The trip to the gorge is almost as eventful as the actual visit. The “shortcut” Erin’s cousin is taking is torturous, with narrow roads down steep hills punctuated with the kind of sharp S-turns that you only see in car commercials. The scenery is breath-taking, especially as we crest the top of hill and see the Alpine hilltops nearby. Every now and then we pass by a purple field of lavender and the atmosphere is bathed in the scent of the purple plant…almost like driving through a parfumerie.
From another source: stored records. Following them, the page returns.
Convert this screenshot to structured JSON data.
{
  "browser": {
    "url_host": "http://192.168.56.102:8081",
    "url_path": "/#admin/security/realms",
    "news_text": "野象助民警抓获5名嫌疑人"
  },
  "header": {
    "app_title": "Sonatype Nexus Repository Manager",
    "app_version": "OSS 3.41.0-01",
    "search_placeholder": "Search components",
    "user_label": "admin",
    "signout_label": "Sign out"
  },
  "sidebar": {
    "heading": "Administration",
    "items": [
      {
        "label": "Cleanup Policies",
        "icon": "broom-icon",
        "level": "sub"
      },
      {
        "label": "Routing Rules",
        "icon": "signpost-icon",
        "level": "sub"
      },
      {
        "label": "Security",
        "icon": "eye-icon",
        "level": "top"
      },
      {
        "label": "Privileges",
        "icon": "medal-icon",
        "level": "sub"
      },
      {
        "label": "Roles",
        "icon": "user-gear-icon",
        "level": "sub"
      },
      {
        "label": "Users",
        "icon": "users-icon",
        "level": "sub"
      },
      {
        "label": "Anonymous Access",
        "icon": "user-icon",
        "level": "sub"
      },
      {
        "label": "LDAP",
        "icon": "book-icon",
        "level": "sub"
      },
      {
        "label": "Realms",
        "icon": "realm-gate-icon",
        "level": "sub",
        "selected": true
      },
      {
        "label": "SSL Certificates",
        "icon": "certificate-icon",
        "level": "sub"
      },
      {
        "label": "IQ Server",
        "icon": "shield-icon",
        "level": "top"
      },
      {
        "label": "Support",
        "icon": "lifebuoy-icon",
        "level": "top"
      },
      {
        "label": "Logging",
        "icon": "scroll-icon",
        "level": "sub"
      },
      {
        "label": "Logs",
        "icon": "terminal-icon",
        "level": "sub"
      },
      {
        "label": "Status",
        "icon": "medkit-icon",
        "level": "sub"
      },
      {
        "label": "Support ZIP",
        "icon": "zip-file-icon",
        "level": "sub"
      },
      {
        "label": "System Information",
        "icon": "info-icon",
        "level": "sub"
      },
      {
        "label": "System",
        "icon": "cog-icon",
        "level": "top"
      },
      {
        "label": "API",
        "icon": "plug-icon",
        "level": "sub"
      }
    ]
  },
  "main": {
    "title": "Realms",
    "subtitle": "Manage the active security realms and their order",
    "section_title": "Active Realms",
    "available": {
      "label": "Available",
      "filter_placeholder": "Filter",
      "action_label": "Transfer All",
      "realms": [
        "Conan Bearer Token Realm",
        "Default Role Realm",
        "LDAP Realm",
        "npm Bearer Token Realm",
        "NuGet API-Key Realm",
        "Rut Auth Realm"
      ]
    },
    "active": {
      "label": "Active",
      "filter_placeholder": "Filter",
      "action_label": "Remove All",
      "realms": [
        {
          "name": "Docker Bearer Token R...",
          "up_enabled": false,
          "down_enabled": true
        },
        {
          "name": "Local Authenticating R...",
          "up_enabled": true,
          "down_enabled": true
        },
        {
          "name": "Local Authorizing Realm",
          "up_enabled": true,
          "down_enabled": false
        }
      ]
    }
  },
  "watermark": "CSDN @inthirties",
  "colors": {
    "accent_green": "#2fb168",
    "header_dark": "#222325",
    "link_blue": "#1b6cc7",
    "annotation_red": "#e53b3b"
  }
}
The romance of the scent quickly dissipates however when driving along a cliffside road barely wide enough for 2 cars and with guardrails so flimsy that one would think they are merely symbolic or decorative. But finally we arrive at the gorge at Lac Ste-Croix which runs off the river Verdon and there is a collective sucking in of air as the scene takes our breath away. The gorge is a notch between two mountains with turquoise waters running though it. We park (parking, in this case, means driving through a small forest and parking between trees), stake out our spot by the beach and throw the kids in the water.
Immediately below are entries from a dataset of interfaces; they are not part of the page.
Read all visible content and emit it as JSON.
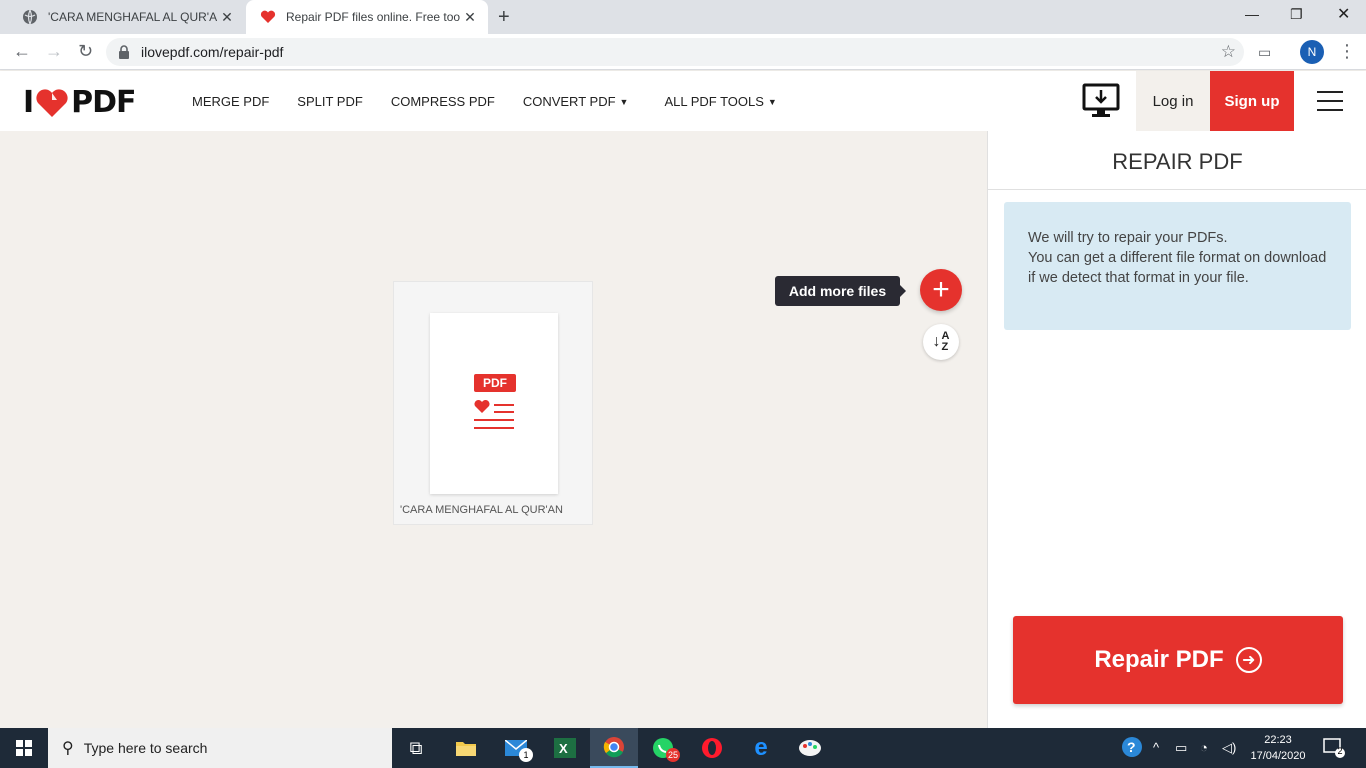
{
  "browser": {
    "tabs": [
      {
        "title": "'CARA MENGHAFAL AL QUR'AN DAL",
        "active": false
      },
      {
        "title": "Repair PDF files online. Free tool",
        "active": true
      }
    ],
    "url": "ilovepdf.com/repair-pdf",
    "profile_initial": "N"
  },
  "site": {
    "logo_left": "I",
    "logo_right": "PDF",
    "nav": [
      "MERGE PDF",
      "SPLIT PDF",
      "COMPRESS PDF",
      "CONVERT PDF",
      "ALL PDF TOOLS"
    ],
    "login": "Log in",
    "signup": "Sign up",
    "brand_color": "#e5322d"
  },
  "workspace": {
    "file_name": "'CARA MENGHAFAL AL QUR'AN",
    "file_badge": "PDF",
    "tooltip": "Add more files",
    "sort_label_top": "A",
    "sort_label_bottom": "Z"
  },
  "sidebar": {
    "title": "REPAIR PDF",
    "info_line1": "We will try to repair your PDFs.",
    "info_line2": "You can get a different file format on download if we detect that format in your file.",
    "action": "Repair PDF"
  },
  "taskbar": {
    "search_placeholder": "Type here to search",
    "mail_badge": "1",
    "whatsapp_badge": "25",
    "time": "22:23",
    "date": "17/04/2020",
    "notifications": "2"
  }
}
We have a quick picnic lunch then rent a couple of pedal-boats, strap some life jackets on the kids and head off beyond the bridge to the gorge. The atmosphere on the turquoise water is remarkable. The water is perfect to swim in and the face of the mountains on each side is imposing. There are dozens of canoes and pedal-boats navigating through the traffic jam on the waters. The kids jump off the bow and swim between the pedal boats.
We have another quick swim and, as the place starts to get crowded, we leave and head off to a small village in the Alps called Moustiers Ste-Marie. The traffic situation is critical with cars parked everywhere on the hilly roads of the village. We find a spot, regroup and walk through the village nestled near the mountain top. Up above, there is a chapel and a stone gate that is accessible via a path and a stone bridge. The sun is too hot for us to attempt the trek but, it is said, at the top of the hill is a relic of Mary Magdeleine who was chased here from Jerusalem, set adrift on a boat and ended up in Marseille and, it is said, found a cave in the hills of Moustiers and lived out her life in piety here. I suspect she made it up the hill and didn’t have enough energy to come back down because it’s one heck of a hike. Eventually we leave, head home and have a late dinner and watch the sun go down.